“Lake Is Fine” offers us more of Smith’s off-kilter power pop. Though every song is filled to the brim with hummable melodies, “Lake Is Fine” might just be the catchiest song on White Lacuna. “White Witch” continues the folksy-experimentation started in “Hope All Is Lost.” Towards the end of the song, Smith says, “Our best-laid plans are best forgotten / And since we can't do much to stop this avalanche / to hell with caution / let's just dance like everyone's watching / And love like we've only ever been hurt.” It’s a charming, if somewhat depressing, take on the “carpe diem” concept, and it sounds refreshing and hopeful here.
“Emerita” and “Angelina” show the softer side of Smith’s songwriting. The songs are built around simple acoustic chord progressions. Smith adds in percussion and bizarre blips and boops from synthesizers. “Angelina” also features some guitar leads that are among the best on the record. “Judas Beach” is completely keyboard/synthesizer based, with barely any audible guitar. These three tracks almost sound reminiscent of side B of Abbey Road. Not that these songs run together, but there is this idea that side B is a little bit zanier than side A. And, I’m grateful to Smith for keeping that rock and roll tradition alive.
I’m not one for making interpretations of a songwriter’s work, but “Worry The Well” might be one of the most interesting songs written about social media without mentioning any specifics. Smith sings, “The future's invisible, the past is impossible to read / So I guess all it needs is the present / And you're like a mythical creature projected on a screen / If you want to complete the impression, you need to break free.” It’s a sentiment that most of us can relate to in 2018 (and now 2019). We hate the caricatures of ourselves that we see on sites like Facebook and Instagram, and I encounter more and more people who are deciding to take breaks or remove themselves from social media entirely. “Worry The Well” doesn’t have to be about social media, and for all I know it truly may not be. But, I can’t help but think that this is perhaps one of the best songs I have heard about the dangers of social media.
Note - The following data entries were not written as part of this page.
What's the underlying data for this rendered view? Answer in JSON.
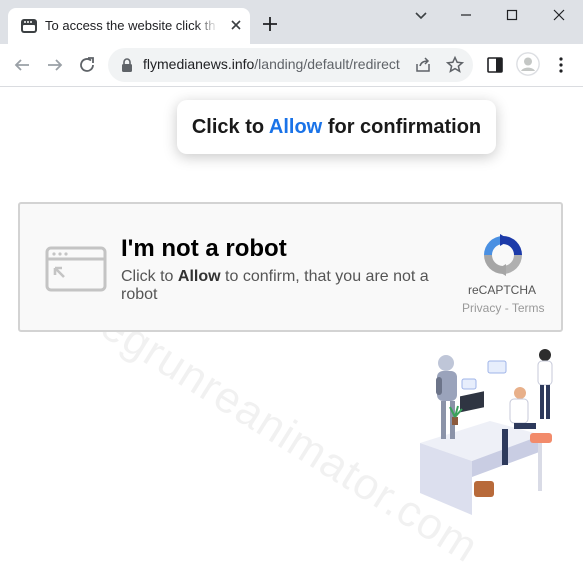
{
  "tab": {
    "title": "To access the website click the \"Allow\" button"
  },
  "address_bar": {
    "host": "flymedianews.info",
    "path": "/landing/default/redirect"
  },
  "watermark": {
    "text": "regrunreanimator.com"
  },
  "confirm_banner": {
    "prefix": "Click to",
    "highlight": "Allow",
    "suffix": "for confirmation",
    "highlight_color": "#1a73e8"
  },
  "captcha": {
    "title": "I'm not a robot",
    "subtitle_prefix": "Click to",
    "subtitle_bold": "Allow",
    "subtitle_suffix": "to confirm, that you are not a robot",
    "brand": "reCAPTCHA",
    "privacy_link": "Privacy",
    "separator": "-",
    "terms_link": "Terms"
  },
  "icons": {
    "favicon": "browser-window-icon",
    "back": "arrow-left-icon",
    "forward": "arrow-right-icon",
    "reload": "reload-icon",
    "lock": "lock-icon",
    "share": "share-icon",
    "bookmark": "star-icon",
    "side_panel": "side-panel-icon",
    "profile": "avatar-icon",
    "menu": "kebab-menu-icon"
  },
  "colors": {
    "chrome_frame": "#dee1e6",
    "accent": "#1a73e8",
    "recaptcha_blue": "#1c3aa9",
    "recaptcha_light_blue": "#4a90e2"
  }
}
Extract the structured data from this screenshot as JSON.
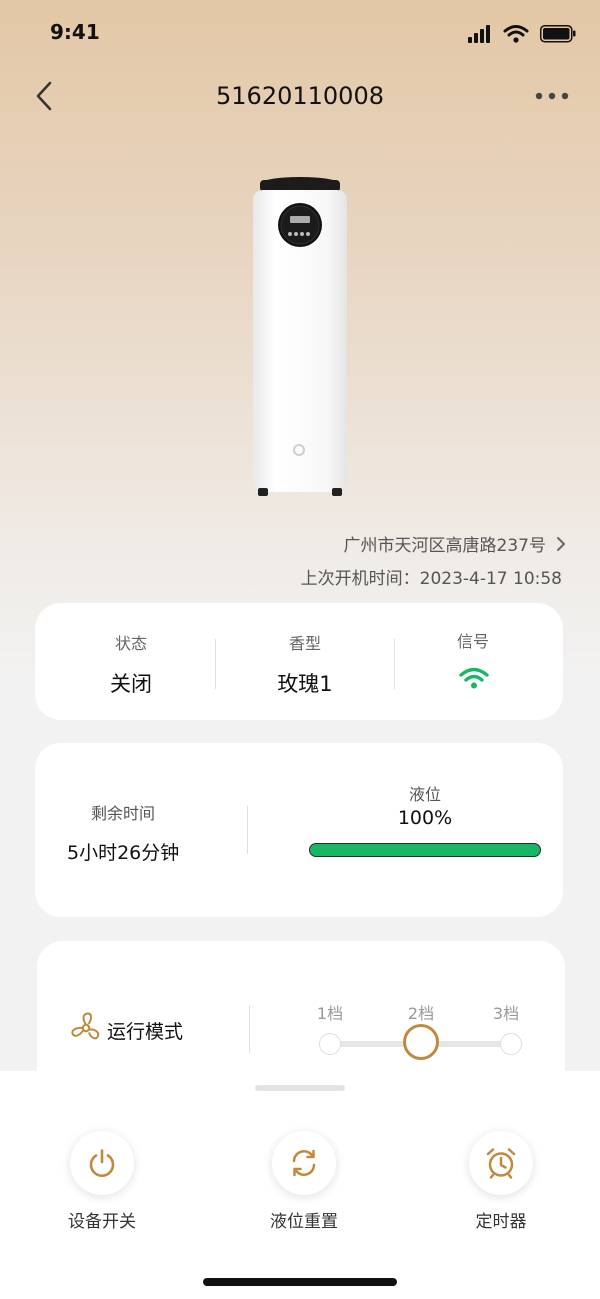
{
  "status_bar": {
    "time": "9:41"
  },
  "nav": {
    "title": "51620110008"
  },
  "device_info": {
    "address": "广州市天河区高唐路237号",
    "last_on": "上次开机时间：2023-4-17 10:58"
  },
  "info_card": {
    "status_label": "状态",
    "status_value": "关闭",
    "scent_label": "香型",
    "scent_value": "玫瑰1",
    "signal_label": "信号"
  },
  "level_card": {
    "remaining_label": "剩余时间",
    "remaining_value": "5小时26分钟",
    "liquid_label": "液位",
    "liquid_value": "100%",
    "liquid_fraction": 1.0
  },
  "mode_card": {
    "label": "运行模式",
    "gears": [
      "1档",
      "2档",
      "3档"
    ],
    "selected_gear_index": 1
  },
  "actions": [
    {
      "label": "设备开关",
      "icon": "power-icon"
    },
    {
      "label": "液位重置",
      "icon": "refresh-icon"
    },
    {
      "label": "定时器",
      "icon": "alarm-clock-icon"
    }
  ],
  "colors": {
    "accent": "#c0893b",
    "progress": "#17b766",
    "signal": "#17b766"
  }
}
And finally, “The Wet Wizard” is the shortest song on the record, but it is the perfect ending to the record. It’s nearly reminiscent of “Zombie Zoo” at the end of Petty’s Full Moon Fever. After a number of hard-hitting tracks, “The Wet Wizard” is a fun, non-sensical breath of fresh air. The song ends abruptly after Smith sings, “The moral is to take nothing sweeter than a rose / Almost any other name / And the only that’s frozen in the story is the frame.” It’s the final piece to the puzzle of this record. While everything feels hopeless and massive, it’s important to remember the simple things in life.
This record somehow escaped my 2018 list, but I think it’s one of the best, catchiest, and smartest indie rock records of the past year. Smith is able to wrestle with loneliness in a humorous tone that sets him apart from other modern songwriters. If you’ve never listened to any of Smith’s work, this would be an excellent introduction. After you listen through White Lacuna, you’ll be happy that Smith has made so many excellent records.